The U.S. Forest Service should not be too hasty to abandon a regionwide approach in the Northwest Forest Plan.
TWENTY years ago, the intergovernmental Northwest Forest Plan defused the timber wars, quieting the heated chatter of owls versus jobs. The breakthrough flowed from a regional approach to managing 24 million acres of public federal lands in Washington, Oregon and Northern California.
Today, as the plan faces revision, its forward-thinking design is at risk.
The U.S. Forest Service has signaled that it may jettison the plan’s regionwide strategy covering all the forests and return to the pre-1994 model of overseeing individual forests along arbitrary boundaries.
That would be a mistake.
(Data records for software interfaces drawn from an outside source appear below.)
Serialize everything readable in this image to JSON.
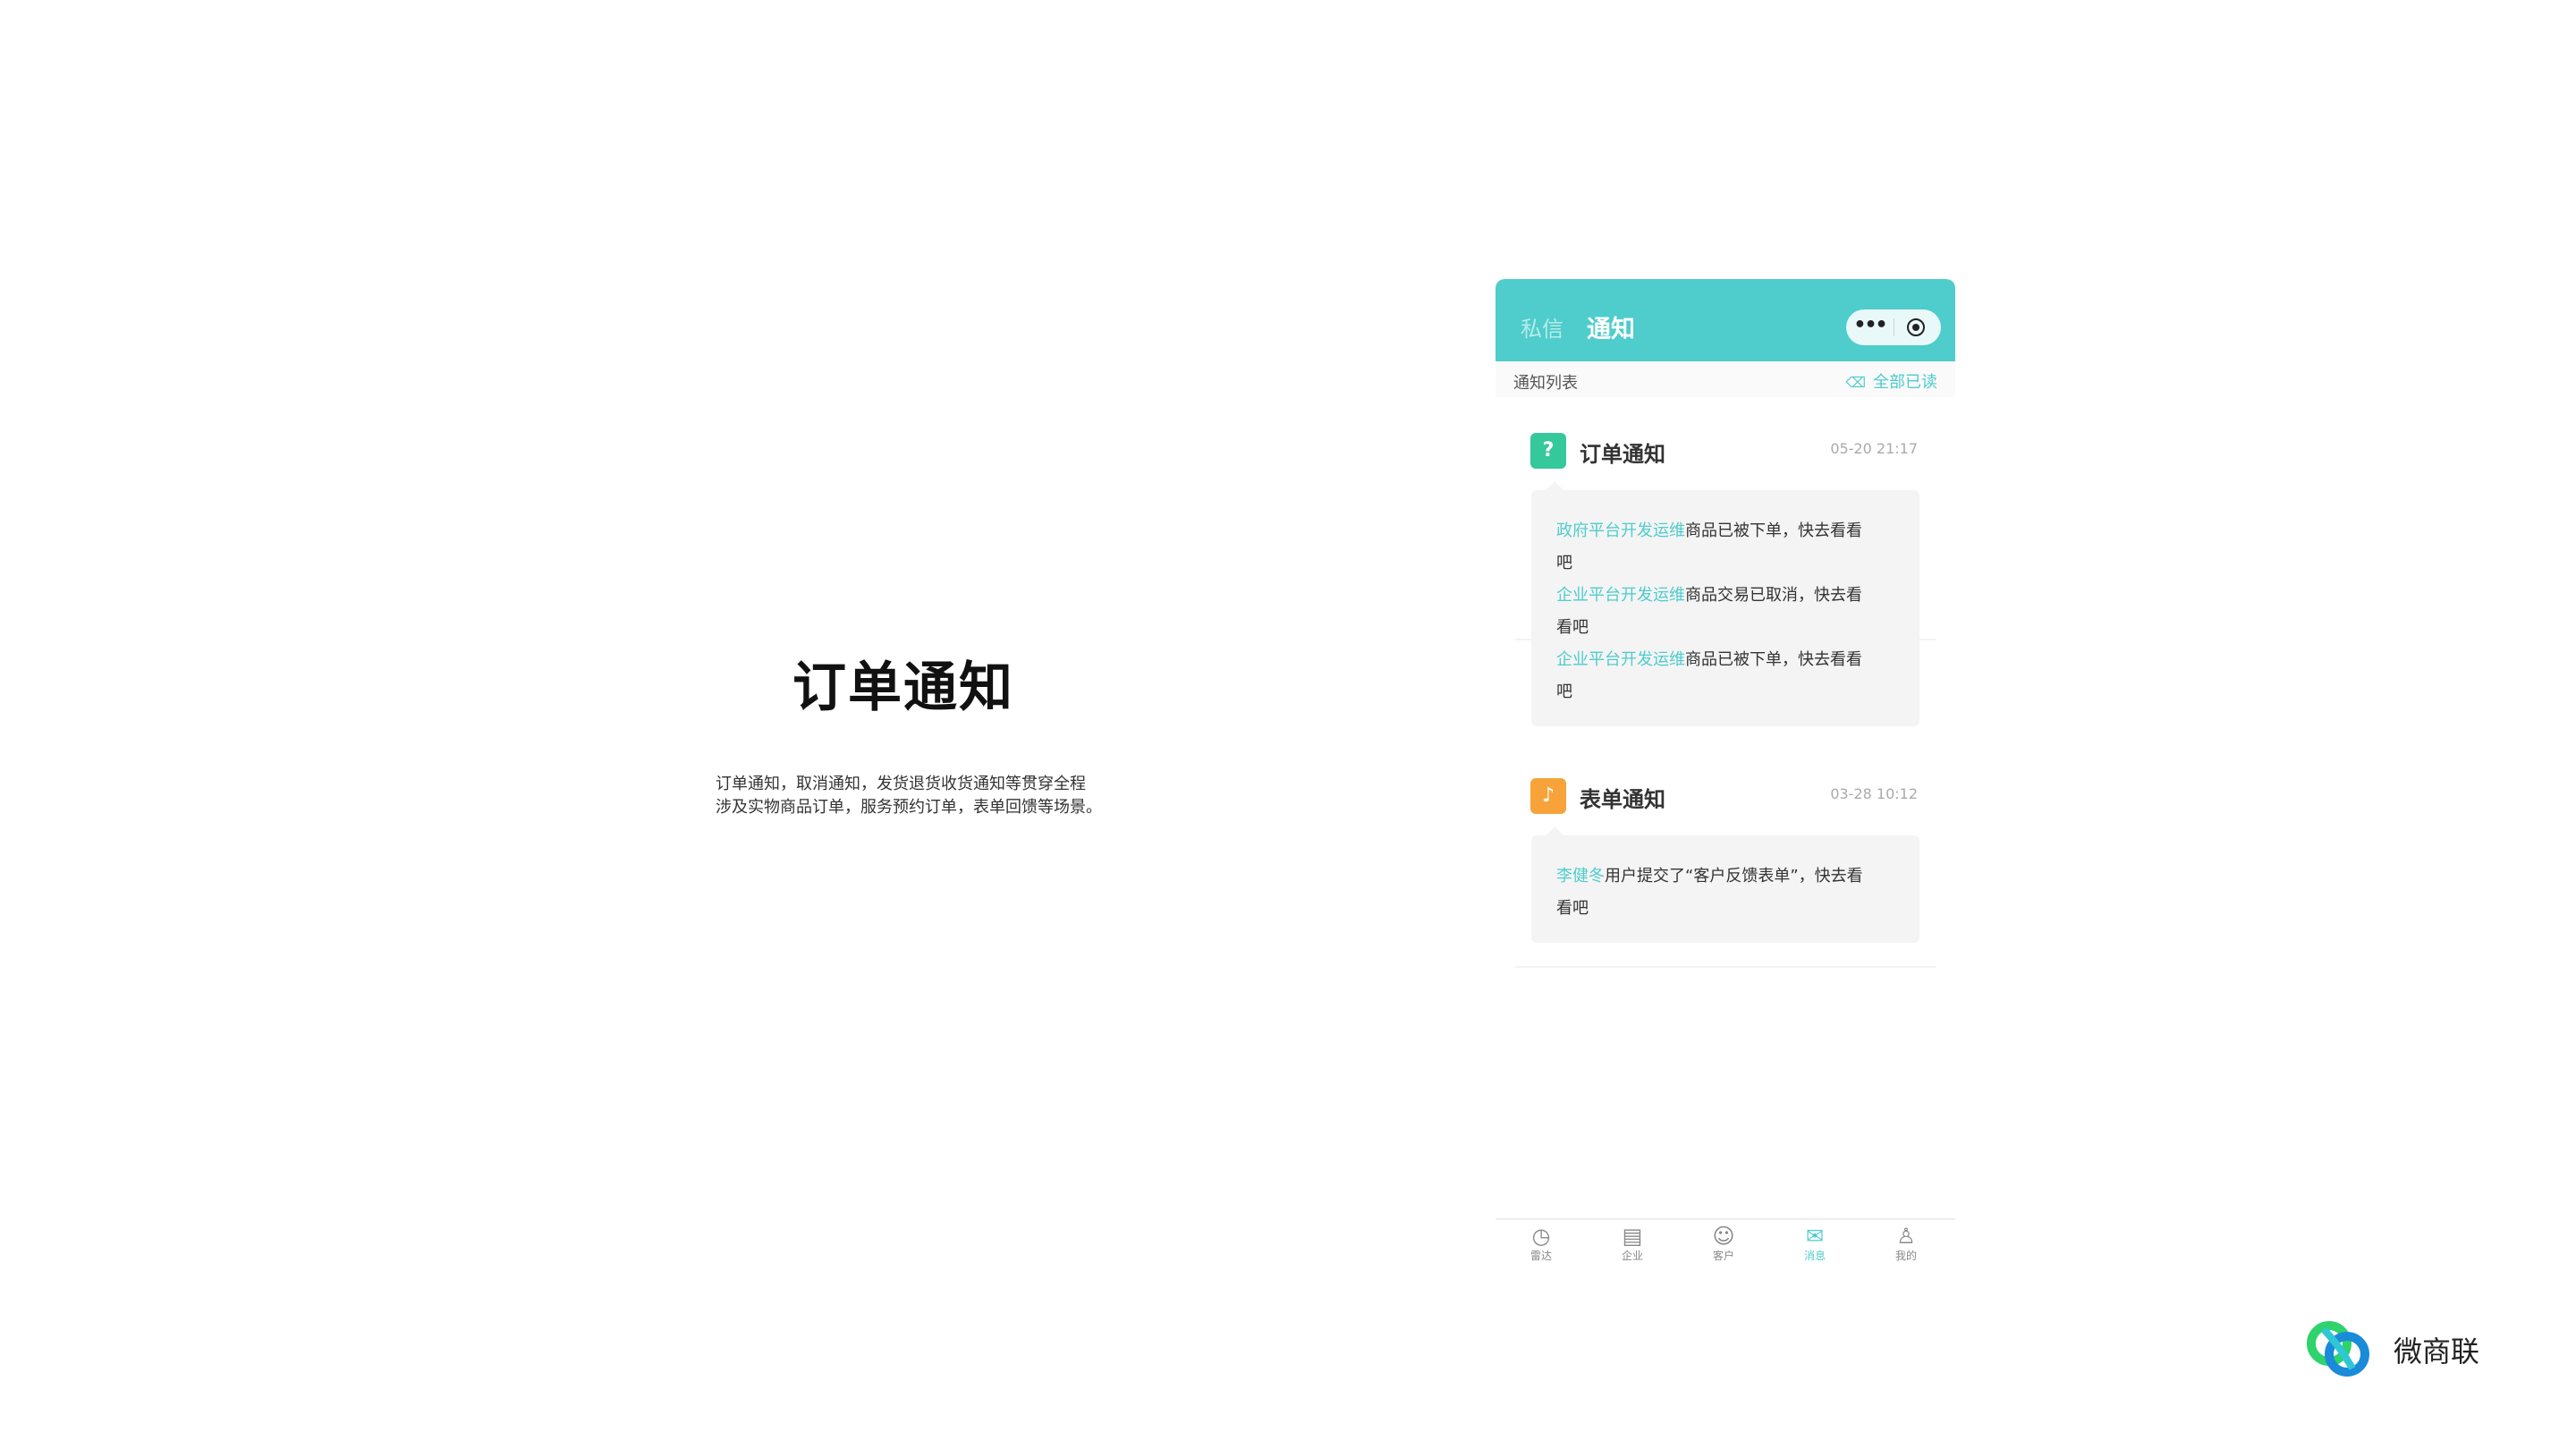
{
  "intro": {
    "title": "订单通知",
    "desc_line1": "订单通知，取消通知，发货退货收货通知等贯穿全程",
    "desc_line2": "涉及实物商品订单，服务预约订单，表单回馈等场景。"
  },
  "phone": {
    "tabs": {
      "private": "私信",
      "notify": "通知"
    },
    "capsule": {
      "more": "•••"
    },
    "sub_header": {
      "title": "通知列表",
      "mark_all": "全部已读"
    },
    "cards": [
      {
        "title": "订单通知",
        "time": "05-20 21:17",
        "icon": "question-icon",
        "lines": [
          {
            "hl": "政府平台开发运维",
            "text": "商品已被下单，快去看看",
            "tail": "吧"
          },
          {
            "hl": "企业平台开发运维",
            "text": "商品交易已取消，快去看",
            "tail": "看吧"
          },
          {
            "hl": "企业平台开发运维",
            "text": "商品已被下单，快去看看",
            "tail": "吧"
          }
        ]
      },
      {
        "title": "表单通知",
        "time": "03-28 10:12",
        "icon": "bell-icon",
        "lines": [
          {
            "hl": "李健冬",
            "text": "用户提交了“客户反馈表单”，快去看",
            "tail": "看吧"
          }
        ]
      }
    ],
    "nav": [
      {
        "label": "雷达",
        "icon": "radar-icon",
        "glyph": "◷",
        "active": false
      },
      {
        "label": "企业",
        "icon": "building-icon",
        "glyph": "▤",
        "active": false
      },
      {
        "label": "客户",
        "icon": "contact-icon",
        "glyph": "☺",
        "active": false
      },
      {
        "label": "消息",
        "icon": "chat-icon",
        "glyph": "✉",
        "active": true
      },
      {
        "label": "我的",
        "icon": "user-icon",
        "glyph": "♙",
        "active": false
      }
    ],
    "colors": {
      "accent": "#4fcccc",
      "green": "#35c89a",
      "orange": "#f7a33a"
    }
  },
  "brand": {
    "name": "微商联"
  }
}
In the era of record wildfires and climate change, a strong regional framework is the only viable, ecologically sound path forward.
Most Read Stories
- Special sunglasses, license-plate dresses: How to be anonymous in the age of surveillance WATCH
- The DEA seized her father's life savings at an airport without alleging any crime occurred, lawsuit says
- Move it or lose it, King County tells Lake Sammamish homeowners over structures in trail corridor
- Snohomish County elementary school teacher found dead from hypothermia
- Downtown Seattle Barnes & Noble store to close Saturday
Wildlife, ecosystems and fish don’t abide by political and state lines drawn on a map. The Northwest Forest Plan incorporates that axiom and breathes life into the Endangered Species Act. It requires multiple agencies, governments and tribes to work in concert. Silos have been torn down and new regional thinking adopted.
The 1994 plan divides forests into three categories: so-called Matrix Land, which is for multiple use, including logging; Riparian Reserves; and Late Successional Reserves (LSR), which contain mature forests. The latter category’s 7.4 million acres include significant old growth, and road building and logging are not permitted.
The strategy has boosted water quality and enhanced habitat for threatened salmon and steelhead species. The old trees also serve as something of a carbon sponge, a counterforce to climate change.
Officials with the Okanogan-Wenatchee National Forest, the first forest to undergo the review, might adopt a 2010 restoration strategy that would get rid of LSRs, potentially opening them up to other uses. While Forest Service officials pay lip service to the regional concept, this approach could set a shortsighted precedent and be less enforceable than the current LSR framework.
Over the years, the culture of the Forest Service has changed for the better. The regional office appears committed to a transparent process. Its revisions must preserve a truly regionwide vision, whichwould keep alive the principles that have worked so well for 20 years.